Stored entries:
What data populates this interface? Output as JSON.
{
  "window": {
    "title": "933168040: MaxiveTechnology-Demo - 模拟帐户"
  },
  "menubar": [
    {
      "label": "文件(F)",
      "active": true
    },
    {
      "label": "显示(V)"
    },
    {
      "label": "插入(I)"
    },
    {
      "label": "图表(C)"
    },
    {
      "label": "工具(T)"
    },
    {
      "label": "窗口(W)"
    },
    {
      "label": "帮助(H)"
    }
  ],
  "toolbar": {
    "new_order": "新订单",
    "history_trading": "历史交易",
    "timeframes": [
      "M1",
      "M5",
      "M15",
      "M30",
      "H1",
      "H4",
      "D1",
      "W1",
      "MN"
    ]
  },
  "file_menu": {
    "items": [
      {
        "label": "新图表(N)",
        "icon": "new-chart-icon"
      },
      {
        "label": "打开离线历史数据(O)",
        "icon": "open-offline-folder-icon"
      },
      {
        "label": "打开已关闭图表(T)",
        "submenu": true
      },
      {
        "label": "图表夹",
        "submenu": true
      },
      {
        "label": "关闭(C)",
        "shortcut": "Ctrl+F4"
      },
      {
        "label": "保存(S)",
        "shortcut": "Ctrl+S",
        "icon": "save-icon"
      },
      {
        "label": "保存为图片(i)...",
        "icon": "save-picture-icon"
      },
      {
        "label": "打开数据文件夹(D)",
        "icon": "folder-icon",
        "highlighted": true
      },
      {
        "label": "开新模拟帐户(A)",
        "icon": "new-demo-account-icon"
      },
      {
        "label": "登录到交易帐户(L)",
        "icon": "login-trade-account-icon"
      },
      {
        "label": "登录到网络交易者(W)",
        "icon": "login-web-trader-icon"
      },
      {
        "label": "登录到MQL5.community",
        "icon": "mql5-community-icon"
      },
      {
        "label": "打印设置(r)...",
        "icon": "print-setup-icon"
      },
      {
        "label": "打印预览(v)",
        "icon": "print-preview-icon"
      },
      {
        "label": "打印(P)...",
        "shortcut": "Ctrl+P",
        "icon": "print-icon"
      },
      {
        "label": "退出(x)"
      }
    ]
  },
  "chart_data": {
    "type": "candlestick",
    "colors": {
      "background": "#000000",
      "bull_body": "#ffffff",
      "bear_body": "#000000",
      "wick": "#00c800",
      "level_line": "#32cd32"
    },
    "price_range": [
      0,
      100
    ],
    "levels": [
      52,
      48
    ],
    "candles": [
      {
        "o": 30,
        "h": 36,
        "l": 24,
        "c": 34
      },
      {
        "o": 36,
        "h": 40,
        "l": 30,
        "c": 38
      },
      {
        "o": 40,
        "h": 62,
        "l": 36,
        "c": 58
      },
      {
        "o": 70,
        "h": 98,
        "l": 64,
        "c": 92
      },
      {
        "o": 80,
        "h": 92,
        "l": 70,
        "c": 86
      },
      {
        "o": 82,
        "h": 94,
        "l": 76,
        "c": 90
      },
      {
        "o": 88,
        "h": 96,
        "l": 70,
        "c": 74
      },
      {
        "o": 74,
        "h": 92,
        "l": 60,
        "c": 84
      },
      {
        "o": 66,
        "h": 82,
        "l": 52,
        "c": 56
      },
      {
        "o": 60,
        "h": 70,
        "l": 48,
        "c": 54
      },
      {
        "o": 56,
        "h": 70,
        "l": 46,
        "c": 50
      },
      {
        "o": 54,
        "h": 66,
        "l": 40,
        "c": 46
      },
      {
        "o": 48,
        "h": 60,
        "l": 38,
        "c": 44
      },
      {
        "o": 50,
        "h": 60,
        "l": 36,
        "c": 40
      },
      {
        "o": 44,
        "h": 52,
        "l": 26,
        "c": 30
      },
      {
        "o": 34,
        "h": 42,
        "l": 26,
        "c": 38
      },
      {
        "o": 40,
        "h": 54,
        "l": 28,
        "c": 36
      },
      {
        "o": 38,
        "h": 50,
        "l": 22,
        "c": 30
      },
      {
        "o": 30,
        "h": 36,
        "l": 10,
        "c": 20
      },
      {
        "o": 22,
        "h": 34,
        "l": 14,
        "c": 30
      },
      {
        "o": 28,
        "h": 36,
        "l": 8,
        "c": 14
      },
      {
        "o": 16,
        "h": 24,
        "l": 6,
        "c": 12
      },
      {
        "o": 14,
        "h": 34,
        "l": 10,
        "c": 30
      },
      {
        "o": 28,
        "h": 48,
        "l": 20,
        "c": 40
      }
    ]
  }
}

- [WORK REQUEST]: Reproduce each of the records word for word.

- [OUTPUT OF THE EXERCISE]:
What data populates this interface? Output as JSON.
{
  "window": {
    "title": "933168040: MaxiveTechnology-Demo - 模拟帐户"
  },
  "menubar": [
    {
      "label": "文件(F)",
      "active": true
    },
    {
      "label": "显示(V)"
    },
    {
      "label": "插入(I)"
    },
    {
      "label": "图表(C)"
    },
    {
      "label": "工具(T)"
    },
    {
      "label": "窗口(W)"
    },
    {
      "label": "帮助(H)"
    }
  ],
  "toolbar": {
    "new_order": "新订单",
    "history_trading": "历史交易",
    "timeframes": [
      "M1",
      "M5",
      "M15",
      "M30",
      "H1",
      "H4",
      "D1",
      "W1",
      "MN"
    ]
  },
  "file_menu": {
    "items": [
      {
        "label": "新图表(N)",
        "icon": "new-chart-icon"
      },
      {
        "label": "打开离线历史数据(O)",
        "icon": "open-offline-folder-icon"
      },
      {
        "label": "打开已关闭图表(T)",
        "submenu": true
      },
      {
        "label": "图表夹",
        "submenu": true
      },
      {
        "label": "关闭(C)",
        "shortcut": "Ctrl+F4"
      },
      {
        "label": "保存(S)",
        "shortcut": "Ctrl+S",
        "icon": "save-icon"
      },
      {
        "label": "保存为图片(i)...",
        "icon": "save-picture-icon"
      },
      {
        "label": "打开数据文件夹(D)",
        "icon": "folder-icon",
        "highlighted": true
      },
      {
        "label": "开新模拟帐户(A)",
        "icon": "new-demo-account-icon"
      },
      {
        "label": "登录到交易帐户(L)",
        "icon": "login-trade-account-icon"
      },
      {
        "label": "登录到网络交易者(W)",
        "icon": "login-web-trader-icon"
      },
      {
        "label": "登录到MQL5.community",
        "icon": "mql5-community-icon"
      },
      {
        "label": "打印设置(r)...",
        "icon": "print-setup-icon"
      },
      {
        "label": "打印预览(v)",
        "icon": "print-preview-icon"
      },
      {
        "label": "打印(P)...",
        "shortcut": "Ctrl+P",
        "icon": "print-icon"
      },
      {
        "label": "退出(x)"
      }
    ]
  },
  "chart_data": {
    "type": "candlestick",
    "colors": {
      "background": "#000000",
      "bull_body": "#ffffff",
      "bear_body": "#000000",
      "wick": "#00c800",
      "level_line": "#32cd32"
    },
    "price_range": [
      0,
      100
    ],
    "levels": [
      52,
      48
    ],
    "candles": [
      {
        "o": 30,
        "h": 36,
        "l": 24,
        "c": 34
      },
      {
        "o": 36,
        "h": 40,
        "l": 30,
        "c": 38
      },
      {
        "o": 40,
        "h": 62,
        "l": 36,
        "c": 58
      },
      {
        "o": 70,
        "h": 98,
        "l": 64,
        "c": 92
      },
      {
        "o": 80,
        "h": 92,
        "l": 70,
        "c": 86
      },
      {
        "o": 82,
        "h": 94,
        "l": 76,
        "c": 90
      },
      {
        "o": 88,
        "h": 96,
        "l": 70,
        "c": 74
      },
      {
        "o": 74,
        "h": 92,
        "l": 60,
        "c": 84
      },
      {
        "o": 66,
        "h": 82,
        "l": 52,
        "c": 56
      },
      {
        "o": 60,
        "h": 70,
        "l": 48,
        "c": 54
      },
      {
        "o": 56,
        "h": 70,
        "l": 46,
        "c": 50
      },
      {
        "o": 54,
        "h": 66,
        "l": 40,
        "c": 46
      },
      {
        "o": 48,
        "h": 60,
        "l": 38,
        "c": 44
      },
      {
        "o": 50,
        "h": 60,
        "l": 36,
        "c": 40
      },
      {
        "o": 44,
        "h": 52,
        "l": 26,
        "c": 30
      },
      {
        "o": 34,
        "h": 42,
        "l": 26,
        "c": 38
      },
      {
        "o": 40,
        "h": 54,
        "l": 28,
        "c": 36
      },
      {
        "o": 38,
        "h": 50,
        "l": 22,
        "c": 30
      },
      {
        "o": 30,
        "h": 36,
        "l": 10,
        "c": 20
      },
      {
        "o": 22,
        "h": 34,
        "l": 14,
        "c": 30
      },
      {
        "o": 28,
        "h": 36,
        "l": 8,
        "c": 14
      },
      {
        "o": 16,
        "h": 24,
        "l": 6,
        "c": 12
      },
      {
        "o": 14,
        "h": 34,
        "l": 10,
        "c": 30
      },
      {
        "o": 28,
        "h": 48,
        "l": 20,
        "c": 40
      }
    ]
  }
}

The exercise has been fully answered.